Friday, May 10, 2019

Interview: Kenneth Rogoff says going back to the gold standard "is a perfectly terrible idea", explains why

Editor's note: This interview was originally published in March 2017.

This is the second part of my discussion with Dr. Kenneth Rogoff. The first article is available here. 
Story by Joseph Ford Cotto
Tired of carrying cash around? Does one fellow have a plan for you.
"I am not advocating a cashless society, which will be neither feasible nor desirable anytime soon," Dr. Kenneth Rogoff wrote in a recent article for Project Syndicate. "But a less-cash society would be a fairer and safer place."
His main beef is with large-denomination notes; specifically the $100 bill. In the same piece, he said it "accounts for almost 80% of the US’s stunning $4,200 per capita cash supply" while, overall, physical currency "facilitates crime because it is anonymous, and big bills are especially problematic because they are so easy to carry and conceal." 
Rogoff, who holds the Thomas D. Cabot professorship of public policy -- in addition to an economic teaching post -- at Harvard University, has much more to say about the campaign for a cash-free country. Last year, his book, The Curse of Cash, was published by Princeton University Press and found no shortage of attention. One might say it became something of a lightning rod.

Clancy Yeates of The Sydney Morning Herald declared Rogoff's work "a fascinating contribution to the debate about what might be done to help get many wealthy countries out of an economic funk." Yeates noted that Rogoff's argument "says boring old paper (or plastic, in our case) bank notes are a major barrier to monetary policy--changing interest rates--fulfilling its potential."
On the other hand, The Wall Street Journal's James Grant unleashed the following: "If there is a curse between the covers of this thin, self-satisfied volume, it doesn’t have to do with cash, the title to the contrary notwithstanding. Freedom is rather the subject of the author’s malediction. He’s not against it in principle, only in practice."
Aside from his currency activism, Rogoff is a chess grandmaster and the co-author of This Time is Different: Eight Centuries of Financial Folly, which soared to bestseller status in 2009. He recently spoke with me about many issues pertaining to the United States's economy. Some of our conversation is included below. 


Joseph Ford Cotto: Since it went into effect during late 1995, the North American Free Trade Agreement has formed a trilateral commerce bloc between Canada, the United States, and Mexico.
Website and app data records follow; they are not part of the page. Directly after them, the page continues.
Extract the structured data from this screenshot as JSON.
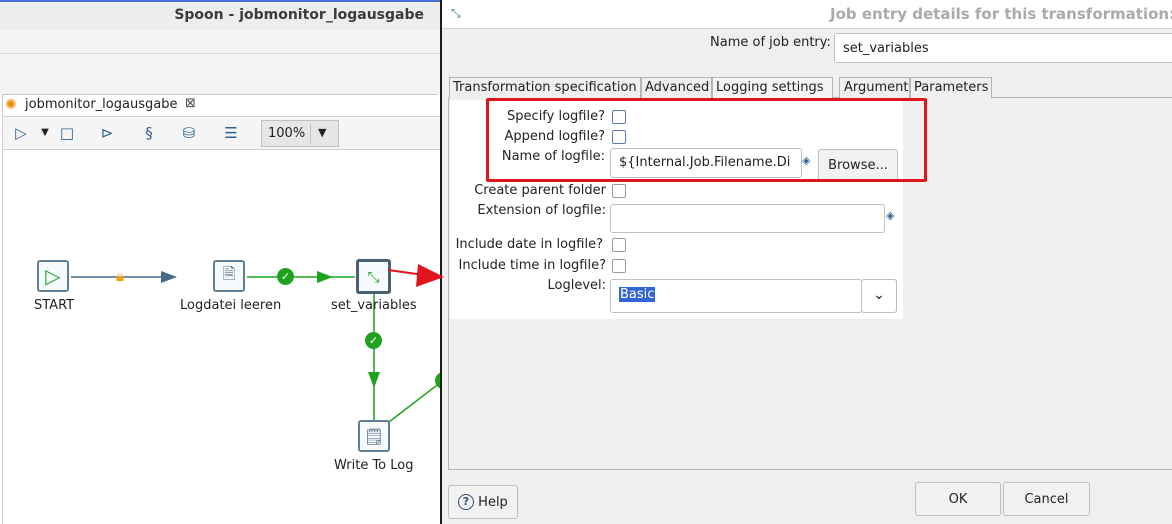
{
  "spoon": {
    "window_title": "Spoon - jobmonitor_logausgabe",
    "tab_label": "jobmonitor_logausgabe",
    "zoom": "100%",
    "nodes": {
      "start": "START",
      "logdatei": "Logdatei leeren",
      "set_variables": "set_variables",
      "write_to_log": "Write To Log"
    }
  },
  "dialog": {
    "title": "Job entry details for this transformation:",
    "name_label": "Name of job entry:",
    "name_value": "set_variables",
    "tabs": [
      "Transformation specification",
      "Advanced",
      "Logging settings",
      "Argument",
      "Parameters"
    ],
    "active_tab": "Logging settings",
    "fields": {
      "specify_logfile": "Specify logfile?",
      "append_logfile": "Append logfile?",
      "name_of_logfile": "Name of logfile:",
      "logfile_value": "${Internal.Job.Filename.Di",
      "browse": "Browse...",
      "create_parent_folder": "Create parent folder",
      "extension_of_logfile": "Extension of logfile:",
      "extension_value": "",
      "include_date": "Include date in logfile?",
      "include_time": "Include time in logfile?",
      "loglevel_label": "Loglevel:",
      "loglevel_value": "Basic"
    },
    "buttons": {
      "help": "Help",
      "ok": "OK",
      "cancel": "Cancel"
    }
  },
  "colors": {
    "highlight": "#e0141b",
    "selection": "#3465d5",
    "success": "#1fa31f",
    "lock": "#f0a000"
  }
}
From your research, has this proven to be of benefit to our country?

Dr. Kenneth Rogoff: The North American Free trade agreement is a much bigger deal for Canada and especially Mexico than it is for us.  Let’s start with the basic fact that already prior to the NAFTA, the US was already pretty open to Mexican imports, the big change was Mexico opening up to us. For Mexico, the lure of trade with the US has been a catalyst to making the nation more democratic and less anti-American.  It has led to the rise of a middle class that might otherwise have remained in poverty.  For us (the United States), it is really hard to sort out the effects of NAFTA from much larger global trends including the rise of China and advancing technology.  The best guess is that, despite Sanders’ and Trump‘s rhetoric on the topic, NAFTA slightly increased growth in the US and slightly affected the composition of jobs.  It is utterly na├»ve to think NAFTA simply cost US jobs, in fact, many goods are now produced jointly in the US, Canada and Mexico across complex supply chains that allow North America to be competitive in markets where it might otherwise be shut out.
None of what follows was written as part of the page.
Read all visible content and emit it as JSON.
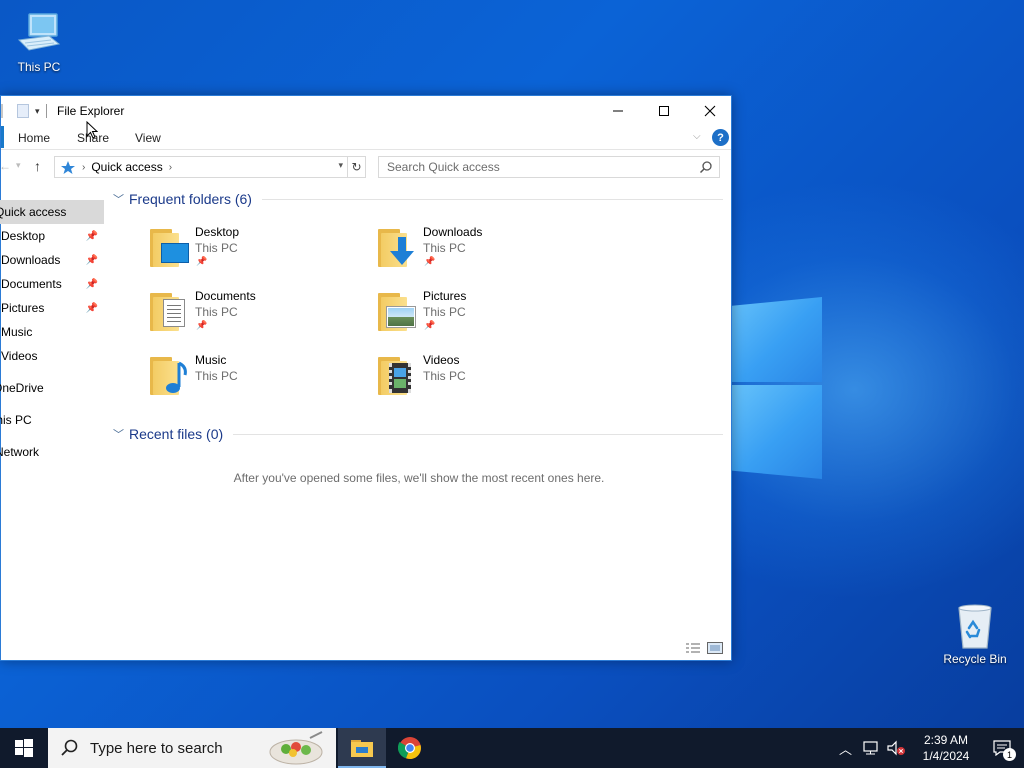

Cotto: Some claim that the surest way for America to enjoy monetary stability is a return to the gold standard. Do you believe that, given current socioeconomic affairs, this is a viable option?

Rogoff: A return to the pre-war gold standard (fixing the value of the dollar in terms of gold) is a perfectly terrible idea, and about as sensible as having the United States adopt the euro. Yes, there is a small cadre of influential right-wingers who favor the idea, most famously representative Ron Paul in his populist manifesto “End the Fed.”

What would be wrong with a return to the gold standard? Gold advocates point to the halcyon days of the gold standard from 1870 until World War I.  But they seem to forget that although growth was fast in those still early days of the Industrial Revolution,  deep recessions and banking crises were frequent.  Under a gold standard, the Fed would be far more constrained in responding to a banking or fiscal crisis (since every dollar must be backed with gold).  Modern countercyclical monetary policy is by far the most potent tool for stabilizing the economy in recessions and that would be gone.  And most importantly, we now understand that gold pegs are ultimately vulnerable to runs and speculative attacks if the investors sense a lack of complete commitment to honor the guaranteed price of dollars for gold.  Indeed, once countries abandoned the gold standard so they could use inflation finance to help pay for World War I, it proved extremely difficult to reset system.  

The problems with the gold standard are very similar to those faced by Southern European countries that have surrendered their right to print their own currencies in order to join the euro.  Greece has an input into the policies of the European Central Bank, but the fact they cannot print their own currency has turned their debt problem into a disaster.  Italy, Spain, Portugal, Ireland, and Cyprus have all faced versions of the same problem.